“Green on Blue” attacks in which Afghan soldiers kill their presumed allies, i.e. U.S. and NATO soldiers, have become a growing problem as the Afghan War drags on, closing in on its eleventh year, a warning sign for all long-term foreign occupations, says ex-CIA analyst Paul R. Pillar.
By Paul R. Pillar
Surely one of the most disconcerting trends in the now nearly 11-year-old U.S. military expedition in Afghanistan has been the increase in attacks on NATO and especially American military personnel by supposed allies among the Afghan government forces.
In the first eight months of 2012, 39 NATO service members have been killed in such “green-on-blue” attacks, which is more than in all of 2011 and more than for the entire period of 2007 through 2010.
The phenomenon has become such a concern for U.S. commanders that, in an approach that could be called Curtis Sliwa with firepower, they have instituted a “Guardian Angel” program in which one or two American soldiers have the job of keeping an eye on their Afghan allies in every joint mission or meeting, with instructions to shoot first if another such attack starts to unfold.
Post-attack investigations have determined that only a small proportion of the incidents have involved infiltration by the Taliban of government forces or installations. The large majority of the attacks have been the work of individuals driven by whatever combination of emotions and beliefs would bring them to commit such an act.
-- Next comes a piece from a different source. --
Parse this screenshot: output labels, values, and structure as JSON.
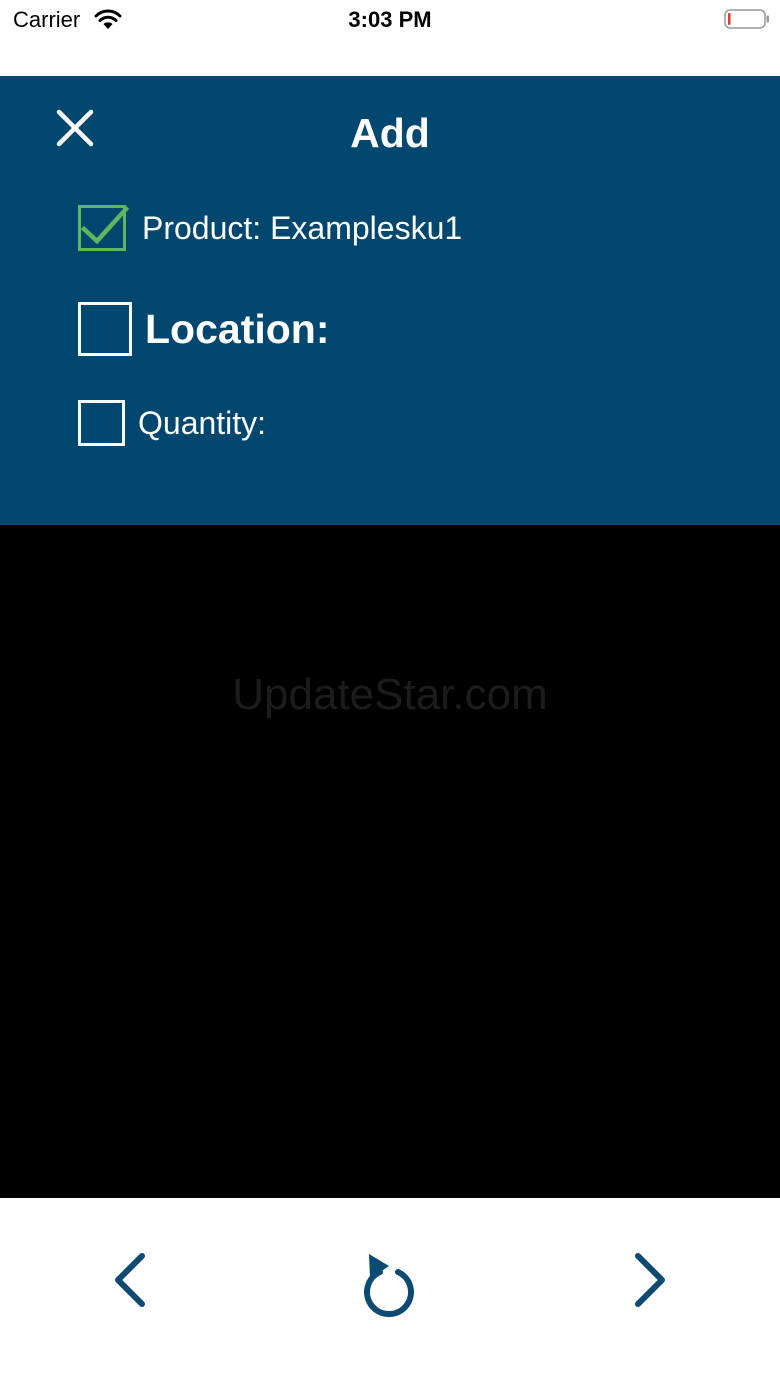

A U.S. officer tried to make sense of the attacks by observing, “There are simply more opportunities now because we are partnering so heavily.” But that can hardly explain all or even most of the upsurge in the killings.
Secretary of Defense Leon Panetta telephoned President Hamid Karzai to discuss the problem, calling for more intensive counterintelligence work and more thorough vetting of recruits into the Afghan army. Better vetting may identify some would-be G.I.-killers, but probably not most of them. It is doubtful that many of the perpetrators had previous patterns of behavior that would enable them to be flagged. The lethal actions of many of them were probably at least as much impulsive as planned.
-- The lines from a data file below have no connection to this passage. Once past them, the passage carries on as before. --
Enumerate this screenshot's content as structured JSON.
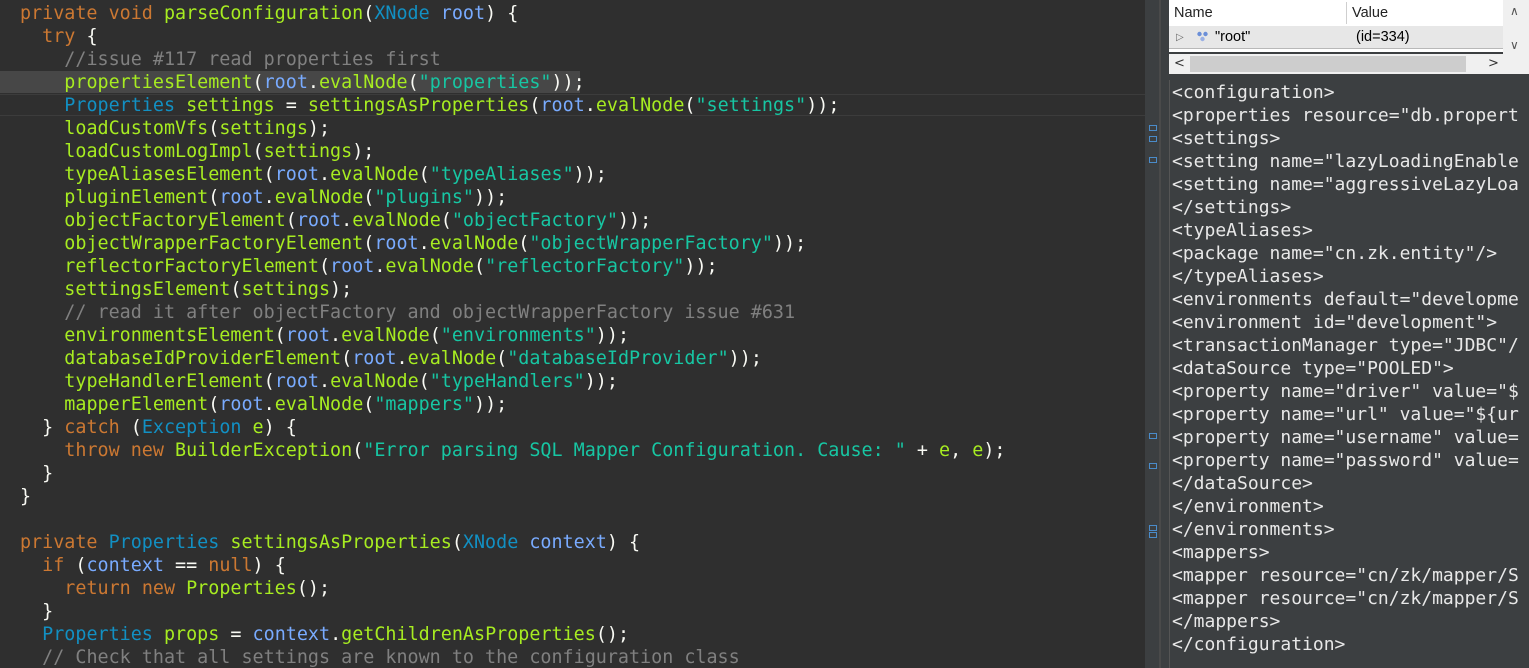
{
  "editor": {
    "lines": [
      [
        [
          "kw",
          "private "
        ],
        [
          "kw",
          "void "
        ],
        [
          "fn",
          "parseConfiguration"
        ],
        [
          "pl",
          "("
        ],
        [
          "ty",
          "XNode "
        ],
        [
          "var",
          "root"
        ],
        [
          "pl",
          ") {"
        ]
      ],
      [
        [
          "pl",
          "  "
        ],
        [
          "kw",
          "try "
        ],
        [
          "pl",
          "{"
        ]
      ],
      [
        [
          "pl",
          "    "
        ],
        [
          "cm",
          "//issue #117 read properties first"
        ]
      ],
      [
        [
          "pl",
          "    "
        ],
        [
          "fn",
          "propertiesElement"
        ],
        [
          "pl",
          "("
        ],
        [
          "var",
          "root"
        ],
        [
          "pl",
          "."
        ],
        [
          "fn",
          "evalNode"
        ],
        [
          "pl",
          "("
        ],
        [
          "str",
          "\"properties\""
        ],
        [
          "pl",
          "));"
        ]
      ],
      [
        [
          "pl",
          "    "
        ],
        [
          "ty",
          "Properties "
        ],
        [
          "fn",
          "settings "
        ],
        [
          "pl",
          "= "
        ],
        [
          "fn",
          "settingsAsProperties"
        ],
        [
          "pl",
          "("
        ],
        [
          "var",
          "root"
        ],
        [
          "pl",
          "."
        ],
        [
          "fn",
          "evalNode"
        ],
        [
          "pl",
          "("
        ],
        [
          "str",
          "\"settings\""
        ],
        [
          "pl",
          "));"
        ]
      ],
      [
        [
          "pl",
          "    "
        ],
        [
          "fn",
          "loadCustomVfs"
        ],
        [
          "pl",
          "("
        ],
        [
          "fn",
          "settings"
        ],
        [
          "pl",
          ");"
        ]
      ],
      [
        [
          "pl",
          "    "
        ],
        [
          "fn",
          "loadCustomLogImpl"
        ],
        [
          "pl",
          "("
        ],
        [
          "fn",
          "settings"
        ],
        [
          "pl",
          ");"
        ]
      ],
      [
        [
          "pl",
          "    "
        ],
        [
          "fn",
          "typeAliasesElement"
        ],
        [
          "pl",
          "("
        ],
        [
          "var",
          "root"
        ],
        [
          "pl",
          "."
        ],
        [
          "fn",
          "evalNode"
        ],
        [
          "pl",
          "("
        ],
        [
          "str",
          "\"typeAliases\""
        ],
        [
          "pl",
          "));"
        ]
      ],
      [
        [
          "pl",
          "    "
        ],
        [
          "fn",
          "pluginElement"
        ],
        [
          "pl",
          "("
        ],
        [
          "var",
          "root"
        ],
        [
          "pl",
          "."
        ],
        [
          "fn",
          "evalNode"
        ],
        [
          "pl",
          "("
        ],
        [
          "str",
          "\"plugins\""
        ],
        [
          "pl",
          "));"
        ]
      ],
      [
        [
          "pl",
          "    "
        ],
        [
          "fn",
          "objectFactoryElement"
        ],
        [
          "pl",
          "("
        ],
        [
          "var",
          "root"
        ],
        [
          "pl",
          "."
        ],
        [
          "fn",
          "evalNode"
        ],
        [
          "pl",
          "("
        ],
        [
          "str",
          "\"objectFactory\""
        ],
        [
          "pl",
          "));"
        ]
      ],
      [
        [
          "pl",
          "    "
        ],
        [
          "fn",
          "objectWrapperFactoryElement"
        ],
        [
          "pl",
          "("
        ],
        [
          "var",
          "root"
        ],
        [
          "pl",
          "."
        ],
        [
          "fn",
          "evalNode"
        ],
        [
          "pl",
          "("
        ],
        [
          "str",
          "\"objectWrapperFactory\""
        ],
        [
          "pl",
          "));"
        ]
      ],
      [
        [
          "pl",
          "    "
        ],
        [
          "fn",
          "reflectorFactoryElement"
        ],
        [
          "pl",
          "("
        ],
        [
          "var",
          "root"
        ],
        [
          "pl",
          "."
        ],
        [
          "fn",
          "evalNode"
        ],
        [
          "pl",
          "("
        ],
        [
          "str",
          "\"reflectorFactory\""
        ],
        [
          "pl",
          "));"
        ]
      ],
      [
        [
          "pl",
          "    "
        ],
        [
          "fn",
          "settingsElement"
        ],
        [
          "pl",
          "("
        ],
        [
          "fn",
          "settings"
        ],
        [
          "pl",
          ");"
        ]
      ],
      [
        [
          "pl",
          "    "
        ],
        [
          "cm",
          "// read it after objectFactory and objectWrapperFactory issue #631"
        ]
      ],
      [
        [
          "pl",
          "    "
        ],
        [
          "fn",
          "environmentsElement"
        ],
        [
          "pl",
          "("
        ],
        [
          "var",
          "root"
        ],
        [
          "pl",
          "."
        ],
        [
          "fn",
          "evalNode"
        ],
        [
          "pl",
          "("
        ],
        [
          "str",
          "\"environments\""
        ],
        [
          "pl",
          "));"
        ]
      ],
      [
        [
          "pl",
          "    "
        ],
        [
          "fn",
          "databaseIdProviderElement"
        ],
        [
          "pl",
          "("
        ],
        [
          "var",
          "root"
        ],
        [
          "pl",
          "."
        ],
        [
          "fn",
          "evalNode"
        ],
        [
          "pl",
          "("
        ],
        [
          "str",
          "\"databaseIdProvider\""
        ],
        [
          "pl",
          "));"
        ]
      ],
      [
        [
          "pl",
          "    "
        ],
        [
          "fn",
          "typeHandlerElement"
        ],
        [
          "pl",
          "("
        ],
        [
          "var",
          "root"
        ],
        [
          "pl",
          "."
        ],
        [
          "fn",
          "evalNode"
        ],
        [
          "pl",
          "("
        ],
        [
          "str",
          "\"typeHandlers\""
        ],
        [
          "pl",
          "));"
        ]
      ],
      [
        [
          "pl",
          "    "
        ],
        [
          "fn",
          "mapperElement"
        ],
        [
          "pl",
          "("
        ],
        [
          "var",
          "root"
        ],
        [
          "pl",
          "."
        ],
        [
          "fn",
          "evalNode"
        ],
        [
          "pl",
          "("
        ],
        [
          "str",
          "\"mappers\""
        ],
        [
          "pl",
          "));"
        ]
      ],
      [
        [
          "pl",
          "  } "
        ],
        [
          "kw",
          "catch "
        ],
        [
          "pl",
          "("
        ],
        [
          "ty",
          "Exception "
        ],
        [
          "fn",
          "e"
        ],
        [
          "pl",
          ") {"
        ]
      ],
      [
        [
          "pl",
          "    "
        ],
        [
          "kw",
          "throw "
        ],
        [
          "kw",
          "new "
        ],
        [
          "fn",
          "BuilderException"
        ],
        [
          "pl",
          "("
        ],
        [
          "str",
          "\"Error parsing SQL Mapper Configuration. Cause: \""
        ],
        [
          "pl",
          " + "
        ],
        [
          "fn",
          "e"
        ],
        [
          "pl",
          ", "
        ],
        [
          "fn",
          "e"
        ],
        [
          "pl",
          ");"
        ]
      ],
      [
        [
          "pl",
          "  }"
        ]
      ],
      [
        [
          "pl",
          "}"
        ]
      ],
      [
        [
          "pl",
          ""
        ]
      ],
      [
        [
          "kw",
          "private "
        ],
        [
          "ty",
          "Properties "
        ],
        [
          "fn",
          "settingsAsProperties"
        ],
        [
          "pl",
          "("
        ],
        [
          "ty",
          "XNode "
        ],
        [
          "var",
          "context"
        ],
        [
          "pl",
          ") {"
        ]
      ],
      [
        [
          "pl",
          "  "
        ],
        [
          "kw",
          "if "
        ],
        [
          "pl",
          "("
        ],
        [
          "var",
          "context "
        ],
        [
          "pl",
          "== "
        ],
        [
          "kw",
          "null"
        ],
        [
          "pl",
          ") {"
        ]
      ],
      [
        [
          "pl",
          "    "
        ],
        [
          "kw",
          "return "
        ],
        [
          "kw",
          "new "
        ],
        [
          "fn",
          "Properties"
        ],
        [
          "pl",
          "();"
        ]
      ],
      [
        [
          "pl",
          "  }"
        ]
      ],
      [
        [
          "pl",
          "  "
        ],
        [
          "ty",
          "Properties "
        ],
        [
          "fn",
          "props "
        ],
        [
          "pl",
          "= "
        ],
        [
          "var",
          "context"
        ],
        [
          "pl",
          "."
        ],
        [
          "fn",
          "getChildrenAsProperties"
        ],
        [
          "pl",
          "();"
        ]
      ],
      [
        [
          "pl",
          "  "
        ],
        [
          "cm",
          "// Check that all settings are known to the configuration class"
        ]
      ]
    ]
  },
  "variables": {
    "col_name": "Name",
    "col_value": "Value",
    "row_name": "\"root\"",
    "row_value": "(id=334)",
    "expander": "▷",
    "scroll_left": "<",
    "scroll_right": ">",
    "scroll_up": "∧",
    "scroll_down": "∨"
  },
  "xml_lines": [
    "<configuration>",
    "<properties resource=\"db.propert",
    "<settings>",
    "<setting name=\"lazyLoadingEnable",
    "<setting name=\"aggressiveLazyLoa",
    "</settings>",
    "<typeAliases>",
    "<package name=\"cn.zk.entity\"/>",
    "</typeAliases>",
    "<environments default=\"developme",
    "<environment id=\"development\">",
    "<transactionManager type=\"JDBC\"/",
    "<dataSource type=\"POOLED\">",
    "<property name=\"driver\" value=\"$",
    "<property name=\"url\" value=\"${ur",
    "<property name=\"username\" value=",
    "<property name=\"password\" value=",
    "</dataSource>",
    "</environment>",
    "</environments>",
    "<mappers>",
    "<mapper resource=\"cn/zk/mapper/S",
    "<mapper resource=\"cn/zk/mapper/S",
    "</mappers>",
    "</configuration>"
  ]
}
We are seeing an almost inevitable by-product of the long-term conduct of military operations on someone else’s soil, especially when the someone else is of a markedly different culture. People do not like what comes to look like a foreign military occupation. They do not like the collateral damage and casualties that occur even when those conducting the military operations try to conduct them with care.
Being the lead military force in a long-running conflict means one gets blamed for much of the misery associated with the conflict. What may have initially been a welcome gets worn out over time, and 11 years is a long time.
The costs of such sentiments manifest themselves not only as lethal attacks among ostensible allies on military bases, and such sentiments are not unique to the war in Afghanistan. Afghanistan may demonstrate how easily this kind of ill will, among those the United States is supposedly trying to help, can arise against U.S. military operations, given that Afghanistan was once an island of mostly positive feelings toward the United States in a sea of negative feelings throughout most of the Muslim world.
The problem we are seeing with the green-on-blue attacks is a symptom of a deeper problem that is not likely to improve as the expedition in Afghanistan continues. It also flags a dimension that should be taken into account whenever the application of U.S. military force elsewhere is being considered.
Paul R. Pillar, in his 28 years at the Central Intelligence Agency, rose to be one of the agency’s top analysts. He is now a visiting professor at Georgetown University for security studies. (This article first appeared as a blog post at The National Interest’s Web site. Reprinted with author’s permission.)